What this task involves
Work out how many lines in the data hold the word "subtitle", and reply with that number only.
--------------------------------
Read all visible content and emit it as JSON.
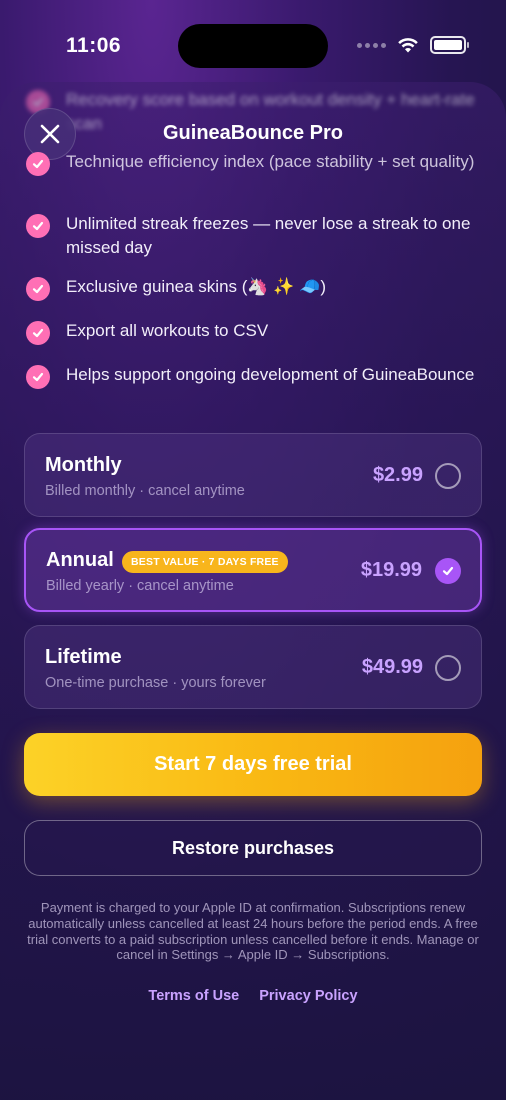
{
  "status_bar": {
    "time": "11:06"
  },
  "header": {
    "title": "GuineaBounce Pro"
  },
  "features_blurred": "Recovery score based on workout density + heart-rate scan",
  "features": [
    {
      "text": "Technique efficiency index (pace stability + set quality)"
    },
    {
      "text": "Unlimited streak freezes — never lose a streak to one missed day"
    },
    {
      "text": "Exclusive guinea skins (🦄 ✨ 🧢)"
    },
    {
      "text": "Export all workouts to CSV"
    },
    {
      "text": "Helps support ongoing development of GuineaBounce"
    }
  ],
  "plans": [
    {
      "name": "Monthly",
      "subtitle": "Billed monthly · cancel anytime",
      "price": "$2.99",
      "selected": false
    },
    {
      "name": "Annual",
      "subtitle": "Billed yearly · cancel anytime",
      "price": "$19.99",
      "badge": "BEST VALUE · 7 DAYS FREE",
      "selected": true
    },
    {
      "name": "Lifetime",
      "subtitle": "One-time purchase · yours forever",
      "price": "$49.99",
      "selected": false
    }
  ],
  "cta_label": "Start 7 days free trial",
  "restore_label": "Restore purchases",
  "legal_text": "Payment is charged to your Apple ID at confirmation. Subscriptions renew automatically unless cancelled at least 24 hours before the period ends. A free trial converts to a paid subscription unless cancelled before it ends. Manage or cancel in Settings → Apple ID → Subscriptions.",
  "links": {
    "terms": "Terms of Use",
    "privacy": "Privacy Policy"
  },
  "colors": {
    "accent": "#a855f7",
    "check": "#ff6fb5",
    "cta": "#f9b712",
    "badge": "#f8b51c",
    "price": "#c9a2ff"
  },
  "icons": {
    "close": "close-icon",
    "check": "checkmark-icon",
    "wifi": "wifi-icon",
    "battery": "battery-icon"
  }
}
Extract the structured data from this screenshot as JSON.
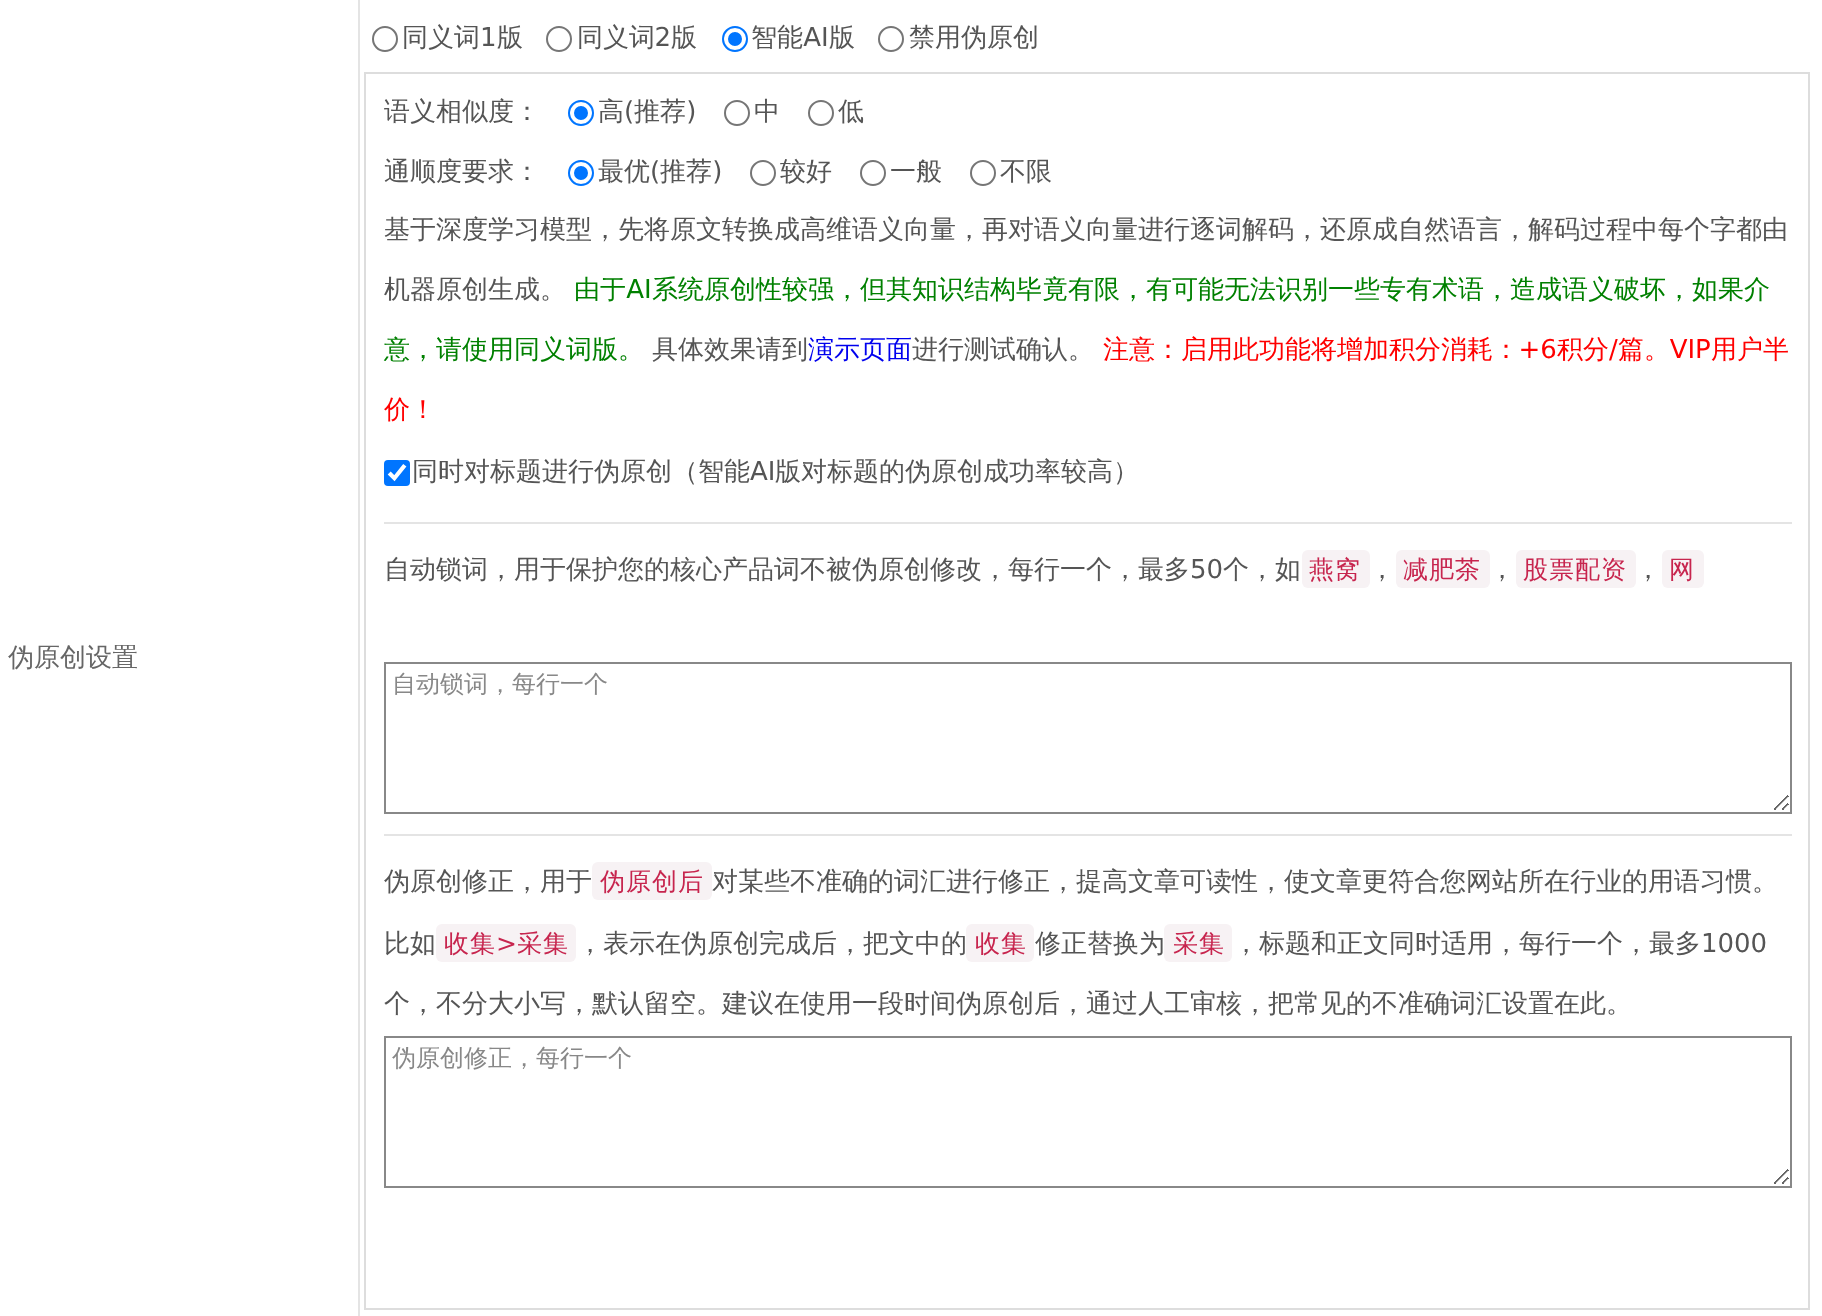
{
  "settings_label": "伪原创设置",
  "version_options": [
    {
      "label": "同义词1版",
      "selected": false
    },
    {
      "label": "同义词2版",
      "selected": false
    },
    {
      "label": "智能AI版",
      "selected": true
    },
    {
      "label": "禁用伪原创",
      "selected": false
    }
  ],
  "similarity": {
    "label": "语义相似度：",
    "options": [
      {
        "label": "高(推荐)",
        "selected": true
      },
      {
        "label": "中",
        "selected": false
      },
      {
        "label": "低",
        "selected": false
      }
    ]
  },
  "fluency": {
    "label": "通顺度要求：",
    "options": [
      {
        "label": "最优(推荐)",
        "selected": true
      },
      {
        "label": "较好",
        "selected": false
      },
      {
        "label": "一般",
        "selected": false
      },
      {
        "label": "不限",
        "selected": false
      }
    ]
  },
  "ai_description": [
    {
      "kind": "text",
      "text": "基于深度学习模型，先将原文转换成高维语义向量，再对语义向量进行逐词解码，还原成自然语言，解码过程中每个字都由机器原创生成。 "
    },
    {
      "kind": "green",
      "text": "由于AI系统原创性较强，但其知识结构毕竟有限，有可能无法识别一些专有术语，造成语义破坏，如果介意，请使用同义词版。"
    },
    {
      "kind": "text",
      "text": " 具体效果请到"
    },
    {
      "kind": "link",
      "text": "演示页面"
    },
    {
      "kind": "text",
      "text": "进行测试确认。 "
    },
    {
      "kind": "red",
      "text": "注意：启用此功能将增加积分消耗：+6积分/篇。VIP用户半价！"
    }
  ],
  "title_option": {
    "label": "同时对标题进行伪原创（智能AI版对标题的伪原创成功率较高）",
    "checked": true
  },
  "lock_words": {
    "description": [
      {
        "kind": "text",
        "text": "自动锁词，用于保护您的核心产品词不被伪原创修改，每行一个，最多50个，如"
      },
      {
        "kind": "tag",
        "text": "燕窝"
      },
      {
        "kind": "text",
        "text": "，"
      },
      {
        "kind": "tag",
        "text": "减肥茶"
      },
      {
        "kind": "text",
        "text": "，"
      },
      {
        "kind": "tag",
        "text": "股票配资"
      },
      {
        "kind": "text",
        "text": "，"
      },
      {
        "kind": "tag",
        "text": "网"
      }
    ],
    "placeholder": "自动锁词，每行一个"
  },
  "correction": {
    "description": [
      {
        "kind": "text",
        "text": "伪原创修正，用于"
      },
      {
        "kind": "tag",
        "text": "伪原创后"
      },
      {
        "kind": "text",
        "text": "对某些不准确的词汇进行修正，提高文章可读性，使文章更符合您网站所在行业的用语习惯。比如"
      },
      {
        "kind": "tag",
        "text": "收集>采集"
      },
      {
        "kind": "text",
        "text": "，表示在伪原创完成后，把文中的"
      },
      {
        "kind": "tag",
        "text": "收集"
      },
      {
        "kind": "text",
        "text": "修正替换为"
      },
      {
        "kind": "tag",
        "text": "采集"
      },
      {
        "kind": "text",
        "text": "，标题和正文同时适用，每行一个，最多1000个，不分大小写，默认留空。建议在使用一段时间伪原创后，通过人工审核，把常见的不准确词汇设置在此。"
      }
    ],
    "placeholder": "伪原创修正，每行一个"
  }
}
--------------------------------
Result for this task
3